Everyone needs a hobby. Some people golf. Others play racquetball. And then you have the members of the Toledo Historical Swordsmanship Society (THSS), who learn to master razor sharp medieval weaponry.
The 14 members (and growing) of the THSS focus on Historical European Martial Arts (or HEMA), part of several similar groups throughout Michigan and Ohio. “HEMA is akin to karate or judo. Just like the warrior classes in Eastern traditions had their own form of fighting styles, such as Tai Quan Dao or Jiu Jitsu, so did the European cultures,” said THSS member Matthew Haynes. “As a community, we are bringing back to life the dead arts of the old European fencing masters.”
The study of HEMA goes far beyond swordplay. History and tracing lineages of HEMA masters from the present day back to the Renaissance and beyond makes up a sizable portion of the sport. According to Haynes many modern day sports such as fencing, boxing, and wrestling have their origins in HEMA. Sometimes a HEMA enthusiast has to be one part Zorro and one part cultural anthropologist.

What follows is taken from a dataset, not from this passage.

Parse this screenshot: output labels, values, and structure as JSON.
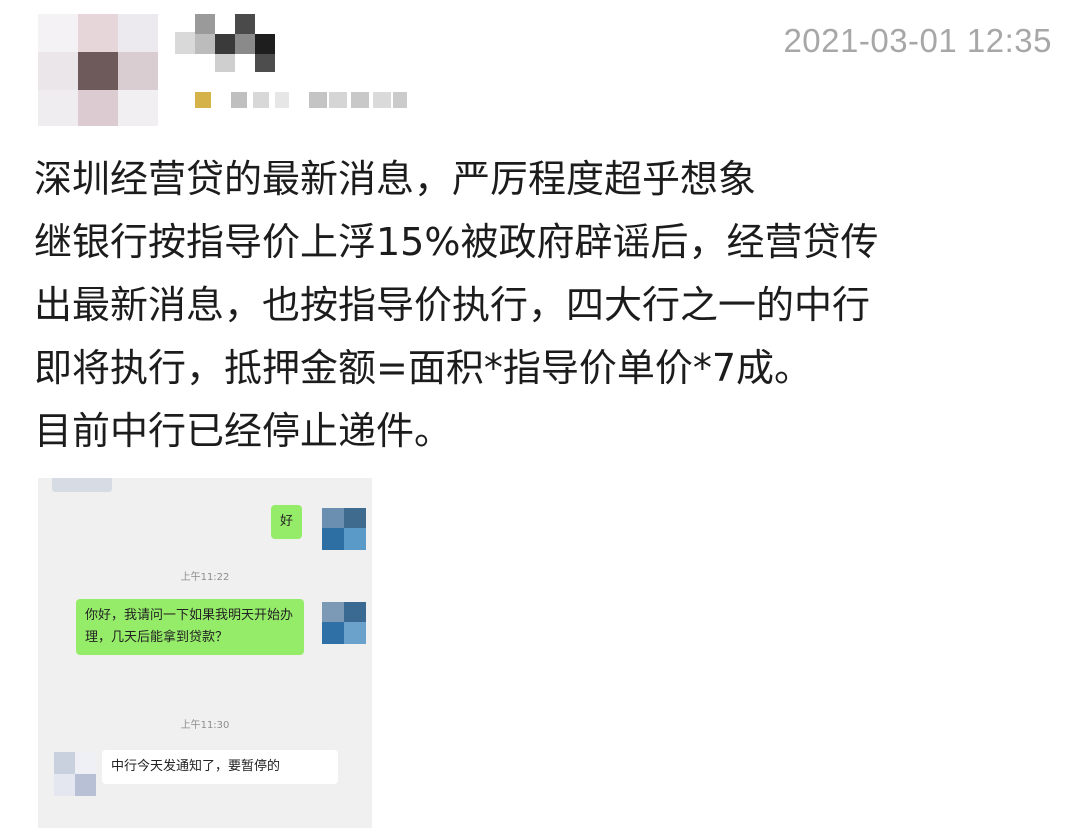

“Many European masters left behind manuals, sometimes coded in poetry. The HEMA community has been discovering, translating, and interpreting these manuals to reconstruct the old arts,” said Haynes.
To join THSS, an acolyte must first acquire the necessary protective gear. As Haynes points out, this isn’t stuff you can pick up at your local big box sporting goods store.
“We work with an assortment of websites and personal blacksmiths that produce our equipment,” said Haynes. “You can find safety gear from helmets to fencing jackets at online retailers around the world. You can contact many of the blacksmiths that produce HEMA equipment for a custom piece.”
Meetings are held every Monday evening from 8 to 10 pm at Rossford United Methodist Church, with dues $20 a month. And what ancient forms of European martial arts do they study?
“The systems of swordsmanship we study is actually really broad. We have classes that stem from the 1300’s all the way to World War II,” said Haynes. “We teach an assortment of weapons including—but not limited to—longswords, rapiers, daggers, axes, military sabers, and quarterstaffs.”
Much like other contact-heavy sports, the THSS doesn’t take just anybody. There are no “try outs” per se but you must pass a written and physical safety test, as well as having your own safety equipment.
For those interested would-be warriors, a great way to familiarize yourself with the THSS is to attend the Toledo War event the weekend of June 8 and 9 at Fort Meigs in Perrysburg. The two-day event includes more than a dozen classes on various styles of HEMA, camping inside the fort, access to the Fort Meigs Historical Museum, food, and much more. The event centers around the notorious Toledo War (also known as the Michigan-Ohio War), an extended border dispute between the two states from 1835-36.
“The Toledo War event is designed to bring Ohio and Michigan HEMA groups together to share our knowledge in a day of in-depth classes and sparring,” said Haynes. “Anyone from the public is more than welcome to swing by and join in. If you’ve ever been curious about how to actually sword fight, this is the event for you.”
One thing that’s not allowed—any form of bigotry or discrimination.
“In our doors, we put aside any differences we may have, whether it’s religion, politics, or race,” said Haynes. “We put those things down when we pick up our swords.”
For more information about the Toledo Historical Swordsmanship Society or the Toledo War event on Sat., June 8 – Sun., June 9, visit ToledoHema.com.